A number of former Wolves heroes were invited to game, John Richards and Roy Swinbourne among just two of those joining the then director Wright in enjoying some hospitality, and the scene was very much set.

To provide some context, this was Wolves’ fifth successive season back in the second tier after the wonderfully masterminded and acclaimed revival with back-to-back promotions from the old Fourth Division.

Cyrille Regis

Previous finishes of 10th, 12th, 11th and 11th suggested Graham Turner’s squad had found stability at the higher level, but without finding the spark or consistency to make a sustained push for Sir Jack’s holy grail, of the Premier League.

But now, all of a sudden, the purse strings had been seriously loosened.

England midfielder Geoff Thomas had arrived from Crystal Palace, Republic of Ireland striker David Kelly from Newcastle, Kevin Keen from West Ham, and footballing royalty in the experience of the legendary Cyrille Regis answering the call for his fourth assignment in the West Midlands.
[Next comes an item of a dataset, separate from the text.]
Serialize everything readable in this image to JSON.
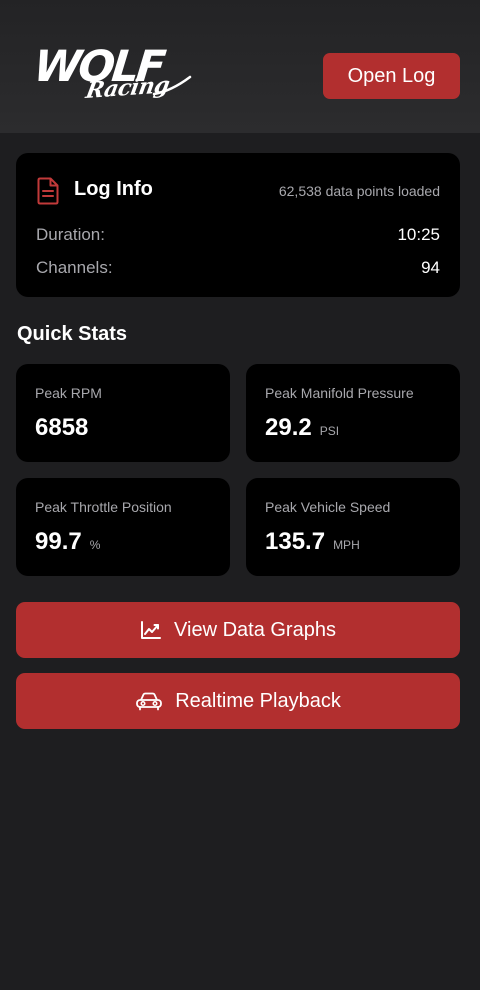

Wolves had been splashing the cash – those four deals comprised almost £3million in transfer fees alone – and experienced defender Peter Shirtliff also checked in a few days later.
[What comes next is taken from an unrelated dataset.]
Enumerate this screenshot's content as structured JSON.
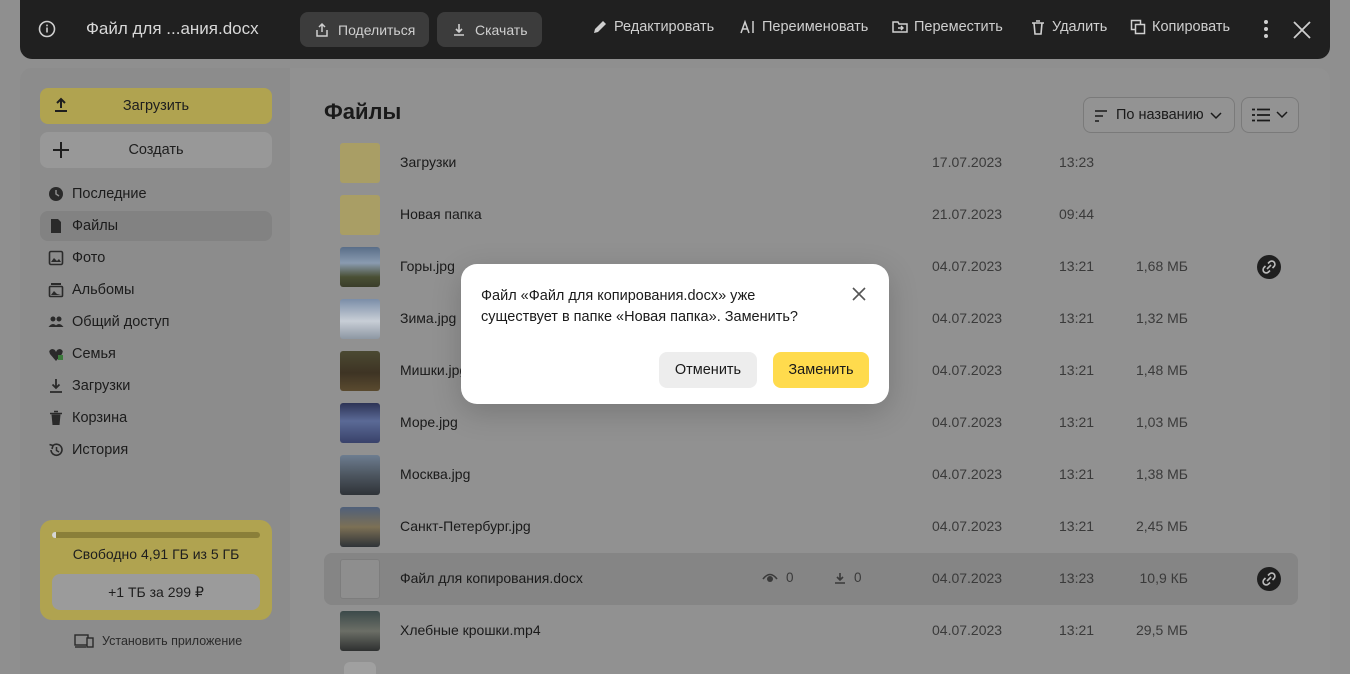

David Instone was the Wolves reporter with the Express & Star at the time, and remembers the sense of excitement that those high quality arrivals promised.

“If you look back now those figures for the transfer fees don’t look anything special, but at the time – for a club in the equivalent of the Championship – they were pretty spectacular,” Instone recalls.

“They were signing top players in terms of bringing in Geoff Thomas, who amongst others had been linked with Manchester City and Sheffield Wednesday, David Kelly from Newcastle and Kevin Keen from West Ham.

“It was a big step up in relation to the sort of signings they had been making for the previous two or three years.

“I think the completion or near completion of the stadium redevelopment helped with the spending on players.

“Prior to that, the redevelopment had been a priority which I think was the right decision, to help get the club stabilised and much more respectable again after years of the ground being an embarrassment.

“The work took a lot of time, energy and money but, with it being nearly finished, I think they could see the end in sight and it was all systems go for the team.

“What was also important was that the signings, and Geoff, David, Kevin in particular had come in quite early, with Cyrille then a week or so before the first game and Peter not long after.”

Those arrivals had certainly heightened the excitement and expectation levels, and the players themselves shared that sense of anticipation at joining a squad already featuring the likes of Mike Stowell, Derek Mountfield, Paul Cook, Paul Birch and Steve Bull.

There was certainly no doubting for Thomas, who had been sold from the moment he visited Molineux and first met with Wright.

“Billy was an icon of football, not just Wolves, to meet him the day I signed was amazing,” he recalls.

“To have people of his stature walking around the club gave it a real sense of history, and then there was the legend that was Graham (Hughes), making us tea – the whole club was like a family.

“It felt as if Wolves was a club that was going places, the year before Blackburn had come in for me for £3million and we can all remember what they went on to do.